Can the Republicans Be Saved From Obsolescence?

Can the Republicans Be Saved From Obsolescence? – NYTimes.com:

Exhibit A is the performance of the Romney brain trust, which has suffered an unusually vigorous postelection thrashing for badly losing a winnable race. Criticism begins with the candidate — a self-described data-driven chief executive who put his trust in alarmingly off-the-mark internal polls and apparently did not think to ask his subordinates why, for example, they were operating on the assumption that fewer black voters would turn out for Obama than in 2008. Romney’s senior strategist, Stuart Stevens, may well be remembered by historians, as one House Republican senior staff member put it to me, “as the last guy to run a presidential campaign who never tweeted.” (“It was raised many times with him,” a senior Romney official told me, “and he was very categorical about not wanting to and not thinking it was worth it.”)

The disconnect between Romney and the average voter wasn’t the only reason he lost last November.
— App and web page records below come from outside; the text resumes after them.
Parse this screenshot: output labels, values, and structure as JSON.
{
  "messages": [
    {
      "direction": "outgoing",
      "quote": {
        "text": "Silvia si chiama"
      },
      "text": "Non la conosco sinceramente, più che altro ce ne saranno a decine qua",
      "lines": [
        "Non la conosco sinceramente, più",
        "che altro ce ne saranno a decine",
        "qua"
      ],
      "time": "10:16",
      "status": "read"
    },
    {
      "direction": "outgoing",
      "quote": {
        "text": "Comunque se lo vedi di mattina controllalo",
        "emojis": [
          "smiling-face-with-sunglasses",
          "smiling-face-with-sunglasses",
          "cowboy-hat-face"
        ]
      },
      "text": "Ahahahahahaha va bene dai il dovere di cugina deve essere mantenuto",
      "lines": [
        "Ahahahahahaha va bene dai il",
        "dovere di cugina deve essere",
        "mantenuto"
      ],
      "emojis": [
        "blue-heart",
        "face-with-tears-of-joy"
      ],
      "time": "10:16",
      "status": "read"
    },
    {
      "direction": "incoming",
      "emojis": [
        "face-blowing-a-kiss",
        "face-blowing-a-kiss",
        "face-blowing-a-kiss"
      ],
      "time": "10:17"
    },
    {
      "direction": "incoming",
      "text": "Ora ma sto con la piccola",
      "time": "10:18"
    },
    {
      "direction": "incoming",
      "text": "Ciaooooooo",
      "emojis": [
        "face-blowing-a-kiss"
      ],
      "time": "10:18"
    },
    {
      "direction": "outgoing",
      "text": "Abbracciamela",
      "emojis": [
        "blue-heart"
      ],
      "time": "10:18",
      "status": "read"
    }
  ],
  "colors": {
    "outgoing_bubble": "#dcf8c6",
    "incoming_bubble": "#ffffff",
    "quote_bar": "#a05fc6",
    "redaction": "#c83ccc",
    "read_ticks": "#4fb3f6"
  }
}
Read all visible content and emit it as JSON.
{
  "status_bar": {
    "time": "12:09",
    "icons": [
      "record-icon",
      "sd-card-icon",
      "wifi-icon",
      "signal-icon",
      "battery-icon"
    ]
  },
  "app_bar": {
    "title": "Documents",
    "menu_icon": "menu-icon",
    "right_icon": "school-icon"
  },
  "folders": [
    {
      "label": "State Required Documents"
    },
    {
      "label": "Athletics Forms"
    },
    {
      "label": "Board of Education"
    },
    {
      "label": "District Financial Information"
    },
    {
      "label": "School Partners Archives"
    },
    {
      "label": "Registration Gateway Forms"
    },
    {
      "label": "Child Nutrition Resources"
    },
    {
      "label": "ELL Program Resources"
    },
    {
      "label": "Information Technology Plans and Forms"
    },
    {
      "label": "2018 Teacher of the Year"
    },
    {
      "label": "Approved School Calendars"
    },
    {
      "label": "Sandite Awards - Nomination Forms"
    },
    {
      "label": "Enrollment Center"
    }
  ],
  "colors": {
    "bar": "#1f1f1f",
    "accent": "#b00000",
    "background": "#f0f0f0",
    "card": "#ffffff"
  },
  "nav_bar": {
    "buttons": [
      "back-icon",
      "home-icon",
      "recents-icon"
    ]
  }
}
It turns out his campaign (along with the rest of the GOP) was simply way behind Obama and the Democrats when it came to using technology and social media.

CBO: Government austerity has hurt the economy

gap between gdp and potential gdp

Austerity Has Harmed The Economy According To CBO | TPMDC:

In other words, intentional efforts to reduce annual deficits and stabilize the debt are working. But if you retrain your gaze from the government’s balance sheet to the real economy, you’ll see the impact of that austerity is fewer people working and slower growth. According to CBO, the recovery won’t really pick up steam until next year, and the economy won’t have recovered until the end of 2017, when it will reach its output potential, and unemployment will fall to 5.5 percent.

Austerity does not work. Austerity hurts the economy. Duh.

At least Obama gets to say he accomplished a campaign promise:

The report does contain a thin silver lining for President Obama, who pledged in his 2008 campaign to halve the deficit in his first term.

“At an estimated $845 billion, the 2013 imbalance would be the first deficit in five years below $1 trillion; and at 5.3 percent of GDP, it would be only about half as large, relative to the size of the economy, as the deficit was in 2009,” if current laws don’t change, according to CBO.

This isn’t a real victory. A real win for Obama would have been getting unemployment down below 7% during his first term and fixing the long-term deficit via adjustments to Social Security and Medicare.

Eliana Johnson of the National Review defends Nazism in a jab at President Obama

eliana johnson national review editor

President Obama Commemorates the ‘Senseless’ Holocaust – By Eliana Johnson – The Corner – National Review Online:

President Obama issued a statement yesterday to commemorate International Holocaust Remembrance Day. He noted that survivors who bore witness to ‘the horrors of the cattle cars, ghettos, and concentration camps have witnessed humanity at its very worst and know too well the pain of losing loved ones to senseless violence.’ (We noted below how some in Europe chose to mark the day, which takes place each year on January 27, the day Soviet troops liberated Auschwitz.)

The idea that all violence is ‘senseless’ violence is one that has taken deep root on the left; it’s also, unfortunately, one that poses a major impediment to understanding the world.

Nazism may have been an ideology to which the United States was — and to which the president is — implacably opposed, but it is hardly ‘senseless.’ By the early 1930s, the Nazi party had hundreds of thousands of devoted members and repeatedly attracted a third of the votes in German elections; its political leaders campaigned on a platform comprising 25 non-senseless points, including the ‘unification of all Germans,’ a demand for ‘land and territory for the sustenance of our people,’ and an assertion that ‘no Jew can be a member of the race.’ Suffice it to say, many sensible Germans were persuaded.

What the what. Eliana is arguing that because some aspects of Nazism make sense, like “let’s make sure everyone is employed” and let’s be better than the rest of Europe,” that it wasn’t senseless to murder 6,000,000 Jews. To criticize the President for his statement commemorating the Holocaust. This confuses me,

because 

thought

Obama

was

Hitler.